● **WHAT THIS TASK INVOLVES**: Collect all lines containing the word "true" from the data.
(INFORMATION GIVEN)
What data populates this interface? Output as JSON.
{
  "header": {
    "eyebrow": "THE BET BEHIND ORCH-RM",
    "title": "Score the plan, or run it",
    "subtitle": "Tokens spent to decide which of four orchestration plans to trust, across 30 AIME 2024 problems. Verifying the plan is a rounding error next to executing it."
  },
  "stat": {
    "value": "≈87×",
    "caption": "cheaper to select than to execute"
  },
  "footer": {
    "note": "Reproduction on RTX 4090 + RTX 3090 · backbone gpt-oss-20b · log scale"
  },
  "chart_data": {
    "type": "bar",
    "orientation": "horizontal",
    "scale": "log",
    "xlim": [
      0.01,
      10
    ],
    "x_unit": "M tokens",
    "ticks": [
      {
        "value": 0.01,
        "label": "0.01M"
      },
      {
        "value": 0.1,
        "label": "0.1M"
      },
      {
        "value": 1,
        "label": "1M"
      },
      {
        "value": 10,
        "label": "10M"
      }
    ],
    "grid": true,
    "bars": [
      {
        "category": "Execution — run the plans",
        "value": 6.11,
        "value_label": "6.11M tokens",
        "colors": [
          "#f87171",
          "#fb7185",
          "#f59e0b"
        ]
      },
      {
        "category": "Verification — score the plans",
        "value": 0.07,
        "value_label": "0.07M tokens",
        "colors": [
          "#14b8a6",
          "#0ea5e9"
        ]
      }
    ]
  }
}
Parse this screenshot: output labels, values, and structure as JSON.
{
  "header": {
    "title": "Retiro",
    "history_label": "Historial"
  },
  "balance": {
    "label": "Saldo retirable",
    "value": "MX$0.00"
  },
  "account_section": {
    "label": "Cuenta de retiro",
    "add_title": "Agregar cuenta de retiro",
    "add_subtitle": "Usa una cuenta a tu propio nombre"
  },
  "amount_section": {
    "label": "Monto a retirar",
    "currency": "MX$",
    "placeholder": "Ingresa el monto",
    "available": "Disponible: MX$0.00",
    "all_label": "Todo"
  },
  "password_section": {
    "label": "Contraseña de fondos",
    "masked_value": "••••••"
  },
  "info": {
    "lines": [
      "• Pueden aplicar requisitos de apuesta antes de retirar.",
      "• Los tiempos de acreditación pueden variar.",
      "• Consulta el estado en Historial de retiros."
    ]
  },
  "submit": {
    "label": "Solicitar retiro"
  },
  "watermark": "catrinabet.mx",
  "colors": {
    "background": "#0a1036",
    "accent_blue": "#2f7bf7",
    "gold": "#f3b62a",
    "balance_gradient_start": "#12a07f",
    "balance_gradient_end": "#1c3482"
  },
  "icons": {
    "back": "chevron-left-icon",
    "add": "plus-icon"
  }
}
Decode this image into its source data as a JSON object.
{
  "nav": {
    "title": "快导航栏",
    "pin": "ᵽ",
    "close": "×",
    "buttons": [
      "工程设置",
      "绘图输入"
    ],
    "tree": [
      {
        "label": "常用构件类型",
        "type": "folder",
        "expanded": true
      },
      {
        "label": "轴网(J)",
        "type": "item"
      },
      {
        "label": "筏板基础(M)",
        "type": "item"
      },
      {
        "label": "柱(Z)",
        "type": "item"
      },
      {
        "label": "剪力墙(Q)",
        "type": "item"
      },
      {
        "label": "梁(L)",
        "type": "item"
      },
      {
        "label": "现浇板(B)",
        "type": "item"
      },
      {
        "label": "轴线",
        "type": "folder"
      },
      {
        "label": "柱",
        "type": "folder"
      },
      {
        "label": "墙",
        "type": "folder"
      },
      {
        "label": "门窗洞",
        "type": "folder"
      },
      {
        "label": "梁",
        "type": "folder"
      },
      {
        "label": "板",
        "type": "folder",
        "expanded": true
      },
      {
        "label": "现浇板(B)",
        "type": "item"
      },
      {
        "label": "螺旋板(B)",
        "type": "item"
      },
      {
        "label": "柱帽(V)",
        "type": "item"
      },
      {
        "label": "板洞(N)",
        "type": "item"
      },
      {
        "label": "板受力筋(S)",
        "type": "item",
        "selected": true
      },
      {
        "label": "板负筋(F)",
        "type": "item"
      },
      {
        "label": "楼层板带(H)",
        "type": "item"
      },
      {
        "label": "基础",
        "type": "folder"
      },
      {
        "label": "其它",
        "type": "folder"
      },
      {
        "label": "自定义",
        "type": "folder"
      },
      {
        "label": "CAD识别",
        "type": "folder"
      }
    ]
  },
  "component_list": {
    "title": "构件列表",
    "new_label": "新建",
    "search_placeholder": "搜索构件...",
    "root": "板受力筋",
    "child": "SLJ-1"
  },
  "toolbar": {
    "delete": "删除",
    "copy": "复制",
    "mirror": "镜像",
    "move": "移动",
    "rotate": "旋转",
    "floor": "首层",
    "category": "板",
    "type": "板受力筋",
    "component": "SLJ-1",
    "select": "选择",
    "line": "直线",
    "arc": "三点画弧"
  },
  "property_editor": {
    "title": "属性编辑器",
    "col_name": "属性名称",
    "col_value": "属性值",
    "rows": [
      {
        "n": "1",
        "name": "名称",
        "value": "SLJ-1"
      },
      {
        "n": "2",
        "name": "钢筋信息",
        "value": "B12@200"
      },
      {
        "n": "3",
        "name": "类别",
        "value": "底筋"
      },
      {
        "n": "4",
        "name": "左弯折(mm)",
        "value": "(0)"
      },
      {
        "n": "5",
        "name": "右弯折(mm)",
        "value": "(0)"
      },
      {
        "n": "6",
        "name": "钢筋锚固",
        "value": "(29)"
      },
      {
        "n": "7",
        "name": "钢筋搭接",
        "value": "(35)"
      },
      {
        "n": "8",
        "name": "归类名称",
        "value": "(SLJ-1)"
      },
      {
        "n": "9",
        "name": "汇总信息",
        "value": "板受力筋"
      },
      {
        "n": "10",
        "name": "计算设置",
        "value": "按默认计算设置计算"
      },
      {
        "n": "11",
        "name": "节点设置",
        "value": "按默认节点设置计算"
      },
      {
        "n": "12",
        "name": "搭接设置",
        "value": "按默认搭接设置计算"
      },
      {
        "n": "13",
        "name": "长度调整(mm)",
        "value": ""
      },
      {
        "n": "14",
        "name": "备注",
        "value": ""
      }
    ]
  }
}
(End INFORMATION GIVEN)
● **ANSWER TO THIS TASK**:
    "grid": true,
        "expanded": true
        "expanded": true
        "selected": true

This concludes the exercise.